- Plan to hunt weekdays. Why? Its public land, thatâs why. 98% of the tag holders are working stiffs just like you and usually hunt Friday through Sunday then return home for the work week. If youâve been in some of the units where they hand out 800 tags for a 10 day hunt, youâll quickly realize what a circus it can be if you donât have a plan. Come Monday, âmostâ of those hunters are gone and youâll have a lot of space all to yourself.
- Have a Plan A, Plan B, Plan C, AND Plan D. Why? Because its public land! You will encounter other hunters. It is just a matter of time before you encounter another on that glassing spot that you had picked out. The rule for public land hunting is âfirst come, first servedâ and in fact, it is in the regulations and in some cases, the law. It will do you no good to confront the guy. Rather, just smile, wave and head to your Plan B.
- Join some conservation organizations. Not only are you putting your money where your mouth is, but they also offer water catchment projects, habitat improvement projects, fence removals and a myriad of activities that will take place in the unit you hunt. Thatâs a great way to meet and network with folks who have the same tag and now youâre right in the middle of your unit not only doing good for those animals, but also getting a chance to look around and learn a few things.
- Join The Hunting Channel and subscribe to our blog

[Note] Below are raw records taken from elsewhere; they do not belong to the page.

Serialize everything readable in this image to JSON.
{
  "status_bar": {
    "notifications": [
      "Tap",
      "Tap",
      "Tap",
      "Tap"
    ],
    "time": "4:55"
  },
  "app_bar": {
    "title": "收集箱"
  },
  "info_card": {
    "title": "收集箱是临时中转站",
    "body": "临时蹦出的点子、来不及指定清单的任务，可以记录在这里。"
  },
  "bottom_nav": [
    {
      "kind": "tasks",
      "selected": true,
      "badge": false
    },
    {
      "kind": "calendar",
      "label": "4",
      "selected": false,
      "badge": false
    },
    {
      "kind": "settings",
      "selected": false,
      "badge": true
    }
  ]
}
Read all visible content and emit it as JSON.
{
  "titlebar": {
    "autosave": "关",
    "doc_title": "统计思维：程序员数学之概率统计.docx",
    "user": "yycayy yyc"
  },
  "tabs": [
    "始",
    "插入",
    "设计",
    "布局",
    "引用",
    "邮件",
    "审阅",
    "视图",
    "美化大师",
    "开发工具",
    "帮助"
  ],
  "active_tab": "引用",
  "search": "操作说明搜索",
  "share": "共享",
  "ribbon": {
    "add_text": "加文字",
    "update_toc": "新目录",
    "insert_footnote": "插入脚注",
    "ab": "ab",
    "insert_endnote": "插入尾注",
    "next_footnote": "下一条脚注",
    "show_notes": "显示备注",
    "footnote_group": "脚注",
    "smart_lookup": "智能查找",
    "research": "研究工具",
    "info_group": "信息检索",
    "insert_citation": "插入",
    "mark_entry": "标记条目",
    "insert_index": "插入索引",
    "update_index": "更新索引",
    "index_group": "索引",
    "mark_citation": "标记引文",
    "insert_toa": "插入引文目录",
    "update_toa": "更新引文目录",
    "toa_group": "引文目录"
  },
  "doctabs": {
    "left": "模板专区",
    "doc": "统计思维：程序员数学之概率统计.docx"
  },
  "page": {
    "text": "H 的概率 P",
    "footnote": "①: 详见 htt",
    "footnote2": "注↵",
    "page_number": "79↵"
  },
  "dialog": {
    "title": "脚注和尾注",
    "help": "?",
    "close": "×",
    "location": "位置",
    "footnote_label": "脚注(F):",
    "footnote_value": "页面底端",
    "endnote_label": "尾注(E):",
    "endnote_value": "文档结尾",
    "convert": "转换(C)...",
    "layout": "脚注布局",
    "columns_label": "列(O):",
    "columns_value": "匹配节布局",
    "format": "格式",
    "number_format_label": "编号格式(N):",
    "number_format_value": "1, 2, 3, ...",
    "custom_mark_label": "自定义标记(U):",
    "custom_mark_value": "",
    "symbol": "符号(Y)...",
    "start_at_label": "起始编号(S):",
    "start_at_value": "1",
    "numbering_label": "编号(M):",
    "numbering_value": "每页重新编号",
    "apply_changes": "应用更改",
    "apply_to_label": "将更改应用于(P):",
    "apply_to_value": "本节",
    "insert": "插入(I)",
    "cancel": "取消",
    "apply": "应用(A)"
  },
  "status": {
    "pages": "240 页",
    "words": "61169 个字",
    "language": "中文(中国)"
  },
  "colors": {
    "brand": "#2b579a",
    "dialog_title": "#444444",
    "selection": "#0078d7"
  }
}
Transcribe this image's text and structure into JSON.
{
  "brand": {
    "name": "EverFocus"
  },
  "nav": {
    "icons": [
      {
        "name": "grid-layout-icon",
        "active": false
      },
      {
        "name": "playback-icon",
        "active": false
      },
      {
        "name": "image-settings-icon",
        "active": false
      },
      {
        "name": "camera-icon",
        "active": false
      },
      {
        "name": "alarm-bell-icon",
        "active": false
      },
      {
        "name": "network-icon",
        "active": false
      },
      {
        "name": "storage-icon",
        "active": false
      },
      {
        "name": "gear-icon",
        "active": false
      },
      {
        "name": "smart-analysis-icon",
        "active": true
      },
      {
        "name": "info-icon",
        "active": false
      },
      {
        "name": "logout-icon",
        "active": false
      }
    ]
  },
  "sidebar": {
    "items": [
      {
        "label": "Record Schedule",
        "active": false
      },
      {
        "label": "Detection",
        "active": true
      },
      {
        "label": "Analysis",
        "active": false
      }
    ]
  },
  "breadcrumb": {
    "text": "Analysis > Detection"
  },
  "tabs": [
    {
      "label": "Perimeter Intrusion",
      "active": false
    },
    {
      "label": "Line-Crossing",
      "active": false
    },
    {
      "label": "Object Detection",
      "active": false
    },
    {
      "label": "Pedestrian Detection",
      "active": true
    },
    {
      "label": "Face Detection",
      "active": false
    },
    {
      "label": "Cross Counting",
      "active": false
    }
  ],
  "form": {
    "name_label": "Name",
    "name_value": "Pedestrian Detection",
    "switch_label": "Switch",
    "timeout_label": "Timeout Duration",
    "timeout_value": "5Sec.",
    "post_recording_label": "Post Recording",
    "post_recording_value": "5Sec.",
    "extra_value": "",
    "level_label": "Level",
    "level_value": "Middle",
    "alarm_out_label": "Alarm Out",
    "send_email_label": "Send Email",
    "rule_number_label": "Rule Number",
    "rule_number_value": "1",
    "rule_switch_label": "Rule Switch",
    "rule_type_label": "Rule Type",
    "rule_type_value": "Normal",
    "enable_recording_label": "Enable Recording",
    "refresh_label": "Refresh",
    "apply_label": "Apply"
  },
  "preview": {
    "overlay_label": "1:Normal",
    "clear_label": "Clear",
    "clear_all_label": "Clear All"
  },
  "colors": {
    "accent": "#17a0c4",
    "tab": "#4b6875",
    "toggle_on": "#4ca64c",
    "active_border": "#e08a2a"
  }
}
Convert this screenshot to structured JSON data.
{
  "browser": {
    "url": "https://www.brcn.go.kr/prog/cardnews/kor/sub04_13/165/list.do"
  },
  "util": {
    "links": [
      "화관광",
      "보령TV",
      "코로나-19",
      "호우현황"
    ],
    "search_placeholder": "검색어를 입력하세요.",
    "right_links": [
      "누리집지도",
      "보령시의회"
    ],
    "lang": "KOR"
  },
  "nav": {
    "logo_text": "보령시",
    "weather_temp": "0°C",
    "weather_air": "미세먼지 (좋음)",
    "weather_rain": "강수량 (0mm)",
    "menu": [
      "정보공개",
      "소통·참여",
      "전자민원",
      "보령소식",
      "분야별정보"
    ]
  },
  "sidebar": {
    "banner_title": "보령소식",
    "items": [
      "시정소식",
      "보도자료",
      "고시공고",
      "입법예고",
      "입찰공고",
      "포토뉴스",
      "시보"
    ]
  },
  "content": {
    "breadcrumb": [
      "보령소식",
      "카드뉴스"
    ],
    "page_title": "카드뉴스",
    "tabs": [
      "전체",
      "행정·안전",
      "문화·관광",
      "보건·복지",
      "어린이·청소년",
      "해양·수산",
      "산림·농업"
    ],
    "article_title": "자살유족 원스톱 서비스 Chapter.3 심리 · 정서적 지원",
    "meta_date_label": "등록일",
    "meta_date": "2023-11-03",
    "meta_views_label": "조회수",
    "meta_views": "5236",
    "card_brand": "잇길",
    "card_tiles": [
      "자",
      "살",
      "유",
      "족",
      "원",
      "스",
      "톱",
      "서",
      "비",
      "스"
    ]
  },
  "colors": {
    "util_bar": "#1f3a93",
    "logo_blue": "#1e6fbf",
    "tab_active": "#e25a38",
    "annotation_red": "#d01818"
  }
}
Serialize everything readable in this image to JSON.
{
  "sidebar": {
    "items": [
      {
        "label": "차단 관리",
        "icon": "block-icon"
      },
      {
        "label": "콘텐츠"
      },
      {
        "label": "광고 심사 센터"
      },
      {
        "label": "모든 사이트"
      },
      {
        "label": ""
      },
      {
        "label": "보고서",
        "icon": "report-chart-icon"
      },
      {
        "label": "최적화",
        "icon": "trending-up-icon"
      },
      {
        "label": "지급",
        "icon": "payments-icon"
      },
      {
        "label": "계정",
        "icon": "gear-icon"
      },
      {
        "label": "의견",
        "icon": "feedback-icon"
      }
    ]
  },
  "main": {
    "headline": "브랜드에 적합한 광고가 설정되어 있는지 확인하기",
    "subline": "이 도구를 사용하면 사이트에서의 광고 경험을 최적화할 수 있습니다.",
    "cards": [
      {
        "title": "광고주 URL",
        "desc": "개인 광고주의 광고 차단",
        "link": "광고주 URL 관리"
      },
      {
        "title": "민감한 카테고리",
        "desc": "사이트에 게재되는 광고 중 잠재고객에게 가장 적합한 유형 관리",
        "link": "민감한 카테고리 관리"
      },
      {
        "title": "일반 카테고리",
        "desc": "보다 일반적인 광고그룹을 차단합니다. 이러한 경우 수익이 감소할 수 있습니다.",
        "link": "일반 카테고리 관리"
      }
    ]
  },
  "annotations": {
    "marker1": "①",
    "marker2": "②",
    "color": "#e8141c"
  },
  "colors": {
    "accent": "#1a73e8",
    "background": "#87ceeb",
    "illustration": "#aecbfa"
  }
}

- Lastly, please be a good steward of the land. Our hunting areas are being closed little by little because the forests are getting trashed by those who donât care to take their garbage home with them. Be courteous to your fellow hunters. Have fun. Be safe.